RECORD EXTRACTS
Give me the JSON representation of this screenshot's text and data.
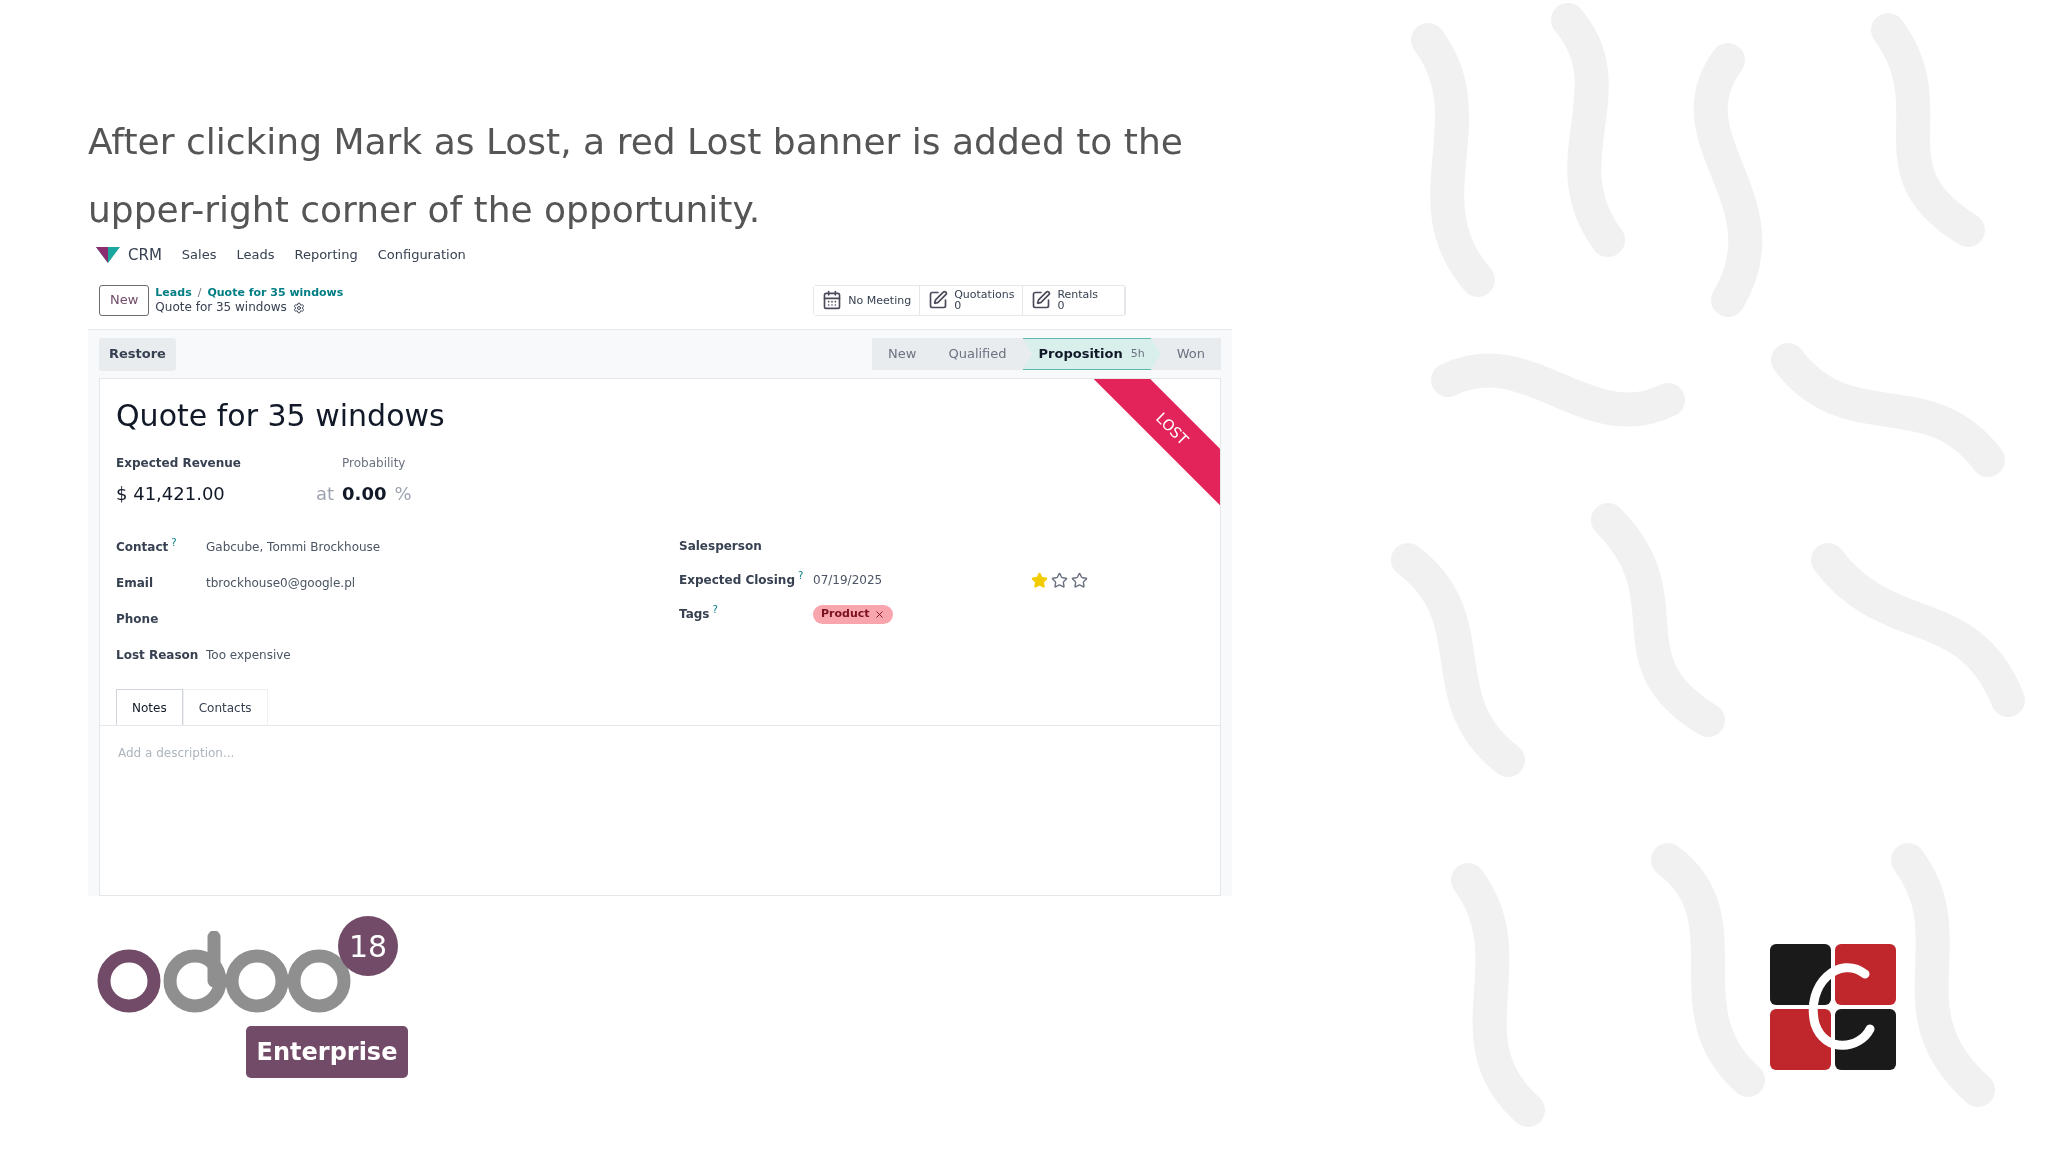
{
  "caption": "After clicking Mark as Lost, a red Lost banner is added to the upper-right corner of the opportunity.",
  "app": {
    "nav": {
      "app_name": "CRM",
      "menu": [
        "Sales",
        "Leads",
        "Reporting",
        "Configuration"
      ]
    },
    "new_button": "New",
    "breadcrumb": {
      "links": [
        "Leads",
        "Quote for 35 windows"
      ],
      "separator": "/",
      "title": "Quote for 35 windows"
    },
    "smart_buttons": [
      {
        "kind": "calendar",
        "label": "No Meeting"
      },
      {
        "kind": "edit",
        "label": "Quotations",
        "count": "0"
      },
      {
        "kind": "edit",
        "label": "Rentals",
        "count": "0"
      }
    ],
    "restore_button": "Restore",
    "stages": [
      {
        "label": "New",
        "selected": false
      },
      {
        "label": "Qualified",
        "selected": false
      },
      {
        "label": "Proposition",
        "selected": true,
        "duration": "5h"
      },
      {
        "label": "Won",
        "selected": false
      }
    ],
    "record": {
      "title": "Quote for 35 windows",
      "ribbon": "LOST",
      "revenue_label": "Expected Revenue",
      "revenue": "$ 41,421.00",
      "probability_label": "Probability",
      "probability_prefix": "at",
      "probability": "0.00",
      "probability_suffix": "%",
      "left_fields": [
        {
          "label": "Contact",
          "help": "?",
          "value": "Gabcube, Tommi Brockhouse"
        },
        {
          "label": "Email",
          "value": "tbrockhouse0@google.pl"
        },
        {
          "label": "Phone"
        },
        {
          "label": "Lost Reason",
          "value": "Too expensive"
        }
      ],
      "right_fields": [
        {
          "kind": "text",
          "label": "Salesperson"
        },
        {
          "kind": "date",
          "label": "Expected Closing",
          "help": "?",
          "value": "07/19/2025",
          "stars": 1
        },
        {
          "kind": "tags",
          "label": "Tags",
          "help": "?",
          "tags": [
            {
              "label": "Product",
              "color": "#f8a5ad"
            }
          ]
        }
      ]
    },
    "tabs": [
      {
        "label": "Notes",
        "selected": true
      },
      {
        "label": "Contacts",
        "selected": false
      }
    ],
    "notes_placeholder": "Add a description..."
  },
  "branding": {
    "version": "18",
    "edition": "Enterprise"
  }
}
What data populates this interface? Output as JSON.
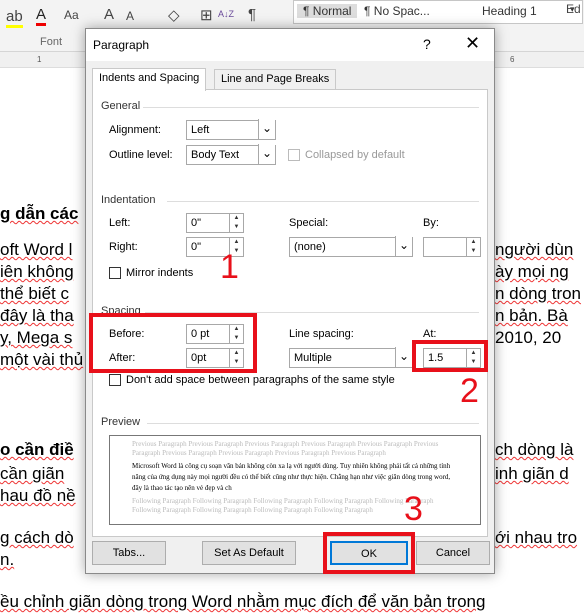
{
  "ribbon": {
    "font_group": "Font",
    "styles": [
      "¶ Normal",
      "¶ No Spac...",
      "Heading 1"
    ],
    "edit_fragment": "Ed",
    "case_label": "Aa",
    "pilcrow": "¶",
    "sort": "A↓Z"
  },
  "ruler": {
    "marks": [
      "1",
      "6"
    ]
  },
  "document": {
    "lines": [
      {
        "text": "g dẫn các",
        "bold": true
      },
      {
        "text": "oft Word l"
      },
      {
        "text": "iên không"
      },
      {
        "text": " thể biết c"
      },
      {
        "text": "đây là tha"
      },
      {
        "text": "y, Mega s"
      },
      {
        "text": "một vài thủ"
      },
      {
        "text": "o cần điề",
        "bold": true
      },
      {
        "text": " cần giãn"
      },
      {
        "text": "hau đồ nề"
      },
      {
        "text": "g cách dò"
      },
      {
        "text": "n."
      },
      {
        "text": "ều chỉnh giãn dòng trong Word nhằm mục đích để văn bản trong"
      }
    ],
    "right_lines": [
      "người dùn",
      "ày mọi ng",
      "n dòng tron",
      "n bản. Bà",
      " 2010, 20",
      "ch dòng là",
      "inh giãn d",
      "ới nhau tro"
    ]
  },
  "dialog": {
    "title": "Paragraph",
    "help": "?",
    "close_icon": "close-icon",
    "tabs": [
      {
        "label": "Indents and Spacing",
        "active": true
      },
      {
        "label": "Line and Page Breaks",
        "active": false
      }
    ],
    "general": {
      "heading": "General",
      "alignment_label": "Alignment:",
      "alignment": "Left",
      "outline_label": "Outline level:",
      "outline": "Body Text",
      "collapsed_label": "Collapsed by default",
      "collapsed": false
    },
    "indentation": {
      "heading": "Indentation",
      "left_label": "Left:",
      "left": "0\"",
      "right_label": "Right:",
      "right": "0\"",
      "special_label": "Special:",
      "special": "(none)",
      "by_label": "By:",
      "by": "",
      "mirror_label": "Mirror indents",
      "mirror": false
    },
    "spacing": {
      "heading": "Spacing",
      "before_label": "Before:",
      "before": "0 pt",
      "after_label": "After:",
      "after": "0pt",
      "line_label": "Line spacing:",
      "line": "Multiple",
      "at_label": "At:",
      "at": "1.5",
      "dont_add_label": "Don't add space between paragraphs of the same style",
      "dont_add": false
    },
    "preview": {
      "heading": "Preview",
      "previous": "Previous Paragraph Previous Paragraph Previous Paragraph Previous Paragraph Previous Paragraph Previous Paragraph Previous Paragraph Previous Paragraph Previous Paragraph Previous Paragraph",
      "sample": "Microsoft Word là công cụ soạn văn bản không còn xa lạ với người dùng. Tuy nhiên không phải tất cả những tính năng của ứng dụng này mọi người đều có thể biết cũng như thực hiện. Chẳng hạn như việc giãn dòng trong word, đây là thao tác tạo nên vẻ đẹp và ch",
      "following": "Following Paragraph Following Paragraph Following Paragraph Following Paragraph Following Paragraph Following Paragraph Following Paragraph Following Paragraph Following Paragraph"
    },
    "buttons": {
      "tabs": "Tabs...",
      "default": "Set As Default",
      "ok": "OK",
      "cancel": "Cancel"
    }
  },
  "annotations": {
    "one": "1",
    "two": "2",
    "three": "3",
    "color": "#e8101a"
  }
}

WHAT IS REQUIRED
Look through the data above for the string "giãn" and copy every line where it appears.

EXERCISE ANSWER
        "text": " cần giãn"
        "text": "ều chỉnh giãn dòng trong Word nhằm mục đích để văn bản trong"
      "inh giãn d",
      "sample": "Microsoft Word là công cụ soạn văn bản không còn xa lạ với người dùng. Tuy nhiên không phải tất cả những tính năng của ứng dụng này mọi người đều có thể biết cũng như thực hiện. Chẳng hạn như việc giãn dòng trong word, đây là thao tác tạo nên vẻ đẹp và ch",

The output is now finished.